During the housing boom, origination of second mortgages surged to historic levels as homeowners sought to take cash out of appreciating homes or finance a home purchase without private mortgage insurance. A large percent of these second mortgages are now poised to reset over the next several years, which will increase monthly payments for many homeowners.
A panel of experts recently convened by the Urban Institute’s Housing Finance Policy Center examined these outstanding second liens. One expert explained that the pending resets are not likely to trigger another significant round of defaults and foreclosures. Another looked closely at the performance of second liens, comparing them to first liens for the same borrowers. A third looked at the behavior of first liens with and without different types of second liens.
The volume of outstanding second mortgages peaked in 2007, at the height of the housing boom, at just over $1.1 trillion. Piggyback loans--second liens that accompany a first lien at signing, also known as “simultaneous seconds”--were a staple of the time, with as many as 45 percent of purchasers in coastal and bubble areas using a piggyback loan to subsidize the down payment on a first mortgage, hoping to eliminate the need for mortgage insurance. These second liens took the form of both home equity lines-of-credit (HELOCs) and closed-end seconds. Second liens taken out after the purchase of a home, or “subsequent second liens,” were also popular from 2005 to 2007 as a way to withdraw equity from a home; most of these took the form of HELOCs.
Since 2007, second liens outstanding have plummeted from $1.1 billion to about $700 million, with prepayments and defaults far outweighing new originations. Total second lien debt, which had surpassed student loan debt and auto debt combined, is now smaller than either. Furthermore, the composition of second mortgages has changed, with closed-end products shrinking more rapidly.
CoreLogic data indicates that HELOCS comprise 84 percent of current outstanding second liens. As CoreLogic’s Sam Khater noted, most HELOCs are interest-only loans with a 10-year reset period. Essentially, the borrower pays the interest only for ten years; at the end of year ten (month 120), the borrower begins paying principal as well, so monthly payments spike. Does this mean the housing market is in for rough times again?
In Khater’s opinion, that’s not likely.
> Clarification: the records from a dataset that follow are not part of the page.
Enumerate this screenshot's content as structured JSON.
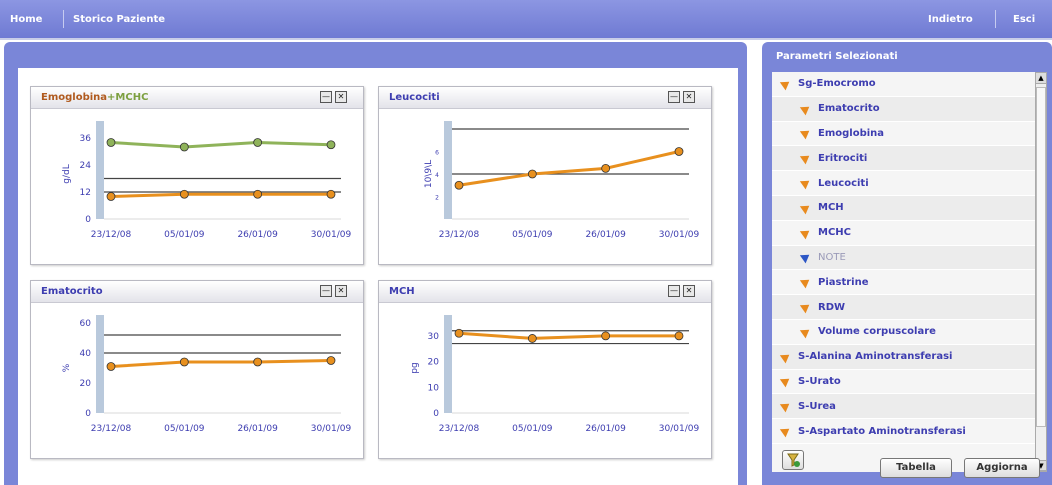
{
  "topbar": {
    "home": "Home",
    "storico": "Storico Paziente",
    "indietro": "Indietro",
    "esci": "Esci"
  },
  "side": {
    "title": "Parametri Selezionati",
    "items": [
      {
        "label": "Sg-Emocromo",
        "level": 0,
        "style": "normal"
      },
      {
        "label": "Ematocrito",
        "level": 1,
        "style": "normal"
      },
      {
        "label": "Emoglobina",
        "level": 1,
        "style": "normal"
      },
      {
        "label": "Eritrociti",
        "level": 1,
        "style": "normal"
      },
      {
        "label": "Leucociti",
        "level": 1,
        "style": "normal"
      },
      {
        "label": "MCH",
        "level": 1,
        "style": "normal"
      },
      {
        "label": "MCHC",
        "level": 1,
        "style": "normal"
      },
      {
        "label": "NOTE",
        "level": 1,
        "style": "muted"
      },
      {
        "label": "Piastrine",
        "level": 1,
        "style": "normal"
      },
      {
        "label": "RDW",
        "level": 1,
        "style": "normal"
      },
      {
        "label": "Volume corpuscolare",
        "level": 1,
        "style": "normal"
      },
      {
        "label": "S-Alanina Aminotransferasi",
        "level": 0,
        "style": "normal"
      },
      {
        "label": "S-Urato",
        "level": 0,
        "style": "normal"
      },
      {
        "label": "S-Urea",
        "level": 0,
        "style": "normal"
      },
      {
        "label": "S-Aspartato Aminotransferasi",
        "level": 0,
        "style": "normal"
      }
    ],
    "tabella": "Tabella",
    "aggiorna": "Aggiorna"
  },
  "chart_data": [
    {
      "type": "line",
      "title": "Emoglobina",
      "title2": "+MCHC",
      "ylabel": "g/dL",
      "categories": [
        "23/12/08",
        "05/01/09",
        "26/01/09",
        "30/01/09"
      ],
      "yticks": [
        "0",
        "12",
        "24",
        "36"
      ],
      "ylim": [
        0,
        40
      ],
      "ref": [
        12,
        18
      ],
      "series": [
        {
          "name": "MCHC",
          "color": "#8fb35a",
          "values": [
            34,
            32,
            34,
            33
          ]
        },
        {
          "name": "Emoglobina",
          "color": "#e8901e",
          "values": [
            10,
            11,
            11,
            11
          ]
        }
      ]
    },
    {
      "type": "line",
      "title": "Leucociti",
      "ylabel": "10\\9\\L",
      "categories": [
        "23/12/08",
        "05/01/09",
        "26/01/09",
        "30/01/09"
      ],
      "yticks": [
        "2",
        "4",
        "6"
      ],
      "ylim": [
        0,
        8
      ],
      "ref": [
        4,
        8
      ],
      "series": [
        {
          "name": "",
          "color": "#e8901e",
          "values": [
            3.0,
            4.0,
            4.5,
            6.0
          ]
        }
      ]
    },
    {
      "type": "line",
      "title": "Ematocrito",
      "ylabel": "%",
      "categories": [
        "23/12/08",
        "05/01/09",
        "26/01/09",
        "30/01/09"
      ],
      "yticks": [
        "0",
        "20",
        "40",
        "60"
      ],
      "ylim": [
        0,
        60
      ],
      "ref": [
        40,
        52
      ],
      "series": [
        {
          "name": "",
          "color": "#e8901e",
          "values": [
            31,
            34,
            34,
            35
          ]
        }
      ]
    },
    {
      "type": "line",
      "title": "MCH",
      "ylabel": "pg",
      "categories": [
        "23/12/08",
        "05/01/09",
        "26/01/09",
        "30/01/09"
      ],
      "yticks": [
        "0",
        "10",
        "20",
        "30"
      ],
      "ylim": [
        0,
        35
      ],
      "ref": [
        27,
        32
      ],
      "series": [
        {
          "name": "",
          "color": "#e8901e",
          "values": [
            31,
            29,
            30,
            30
          ]
        }
      ]
    }
  ]
}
While many fear that the 10-year reset could cause a spike in foreclosures, Khater showed that while delinquencies can be expected to spike by 300-700 percent, four factors mean a surge in defaults is unlikely.
- The 25 percent of HELOCs that are were originally taken out as first liens , will be more resilient, as the LTV on the property is apt to be lower;
- Prepayments on HELOCs will likely also spike at the ten-year mark as borrowers anticipating the payment shock pay off or refinance the entire loan;
- We know from past performance that when HELOCs reset, the absolute delinquency rate generally rises to only about six percent, and the balances affected are quite small;
- The economy is improving and negative equity is down, so performance post-reset is likely to improve in the years ahead.
Donghoon Lee of the Federal Reserve Bank of New York, drawing on data a from a paper written with Chris Mayer and Joseph Tracy, echoed this point, showing that while delinquency rates on home equity loans spiked after 2007, these loans tend to perform better than either first liens or closed-end seconds. Lee then compared the performance of first and second liens when both liens are taken out by the same borrower. Using borrowers who had only a first mortgage and a closed-end second, the first and the closed-end second performed very similarly. When looking at borrowers who only had first mortgages and a HELOC, Lee found that the HELOC performs marginally better. He believes this is because the balance on the second lien is so much smaller than the first.
FHFA’s Andrew Leventis’s paper found that if one simply compares first mortgages with piggybacked second liens to those without, mortgages with piggy-backed second liens defaulted more often. Of GSE mortgages with piggyback second liens, those with closed-end seconds performed worse than those with HELOCs. However, he found that if the mortgages with a second lien are compared to a single larger first mortgage with the same amount of equity and the same monthly payment, the presence of the piggyback second has no material effect on outcomes. The results are different for subsequent seconds. Loans with subsequent second liens performed better than other loans from 1996-2002 and again from 2008 on, most likely the result of a signaling effect (only borrowers with strong first-lien performance were able to get subsequent seconds). For loans originated in the 2003-2006 period—the height of the housing boom—Leventis’s results indicated a fundamentally different phenomenon, however; loans with subsequent seconds actually performed worse than other mortgages during that period.
Moderator Leonard Carl Kiefer of Freddie Mac echoed many of these points in his final remarks. While second liens are a significant part of the market, nearly $700 billion as of Q2 2014, external factors, like when the loan was originated and how much total debt the household has, are more important markers of success than the simple fact that a loan is a second lien. As Dr. Lee succinctly noted, ultimately this is “a story about a borrower’s ability to prioritize payments.”
Illustration by Tim Meko, Urban Institute.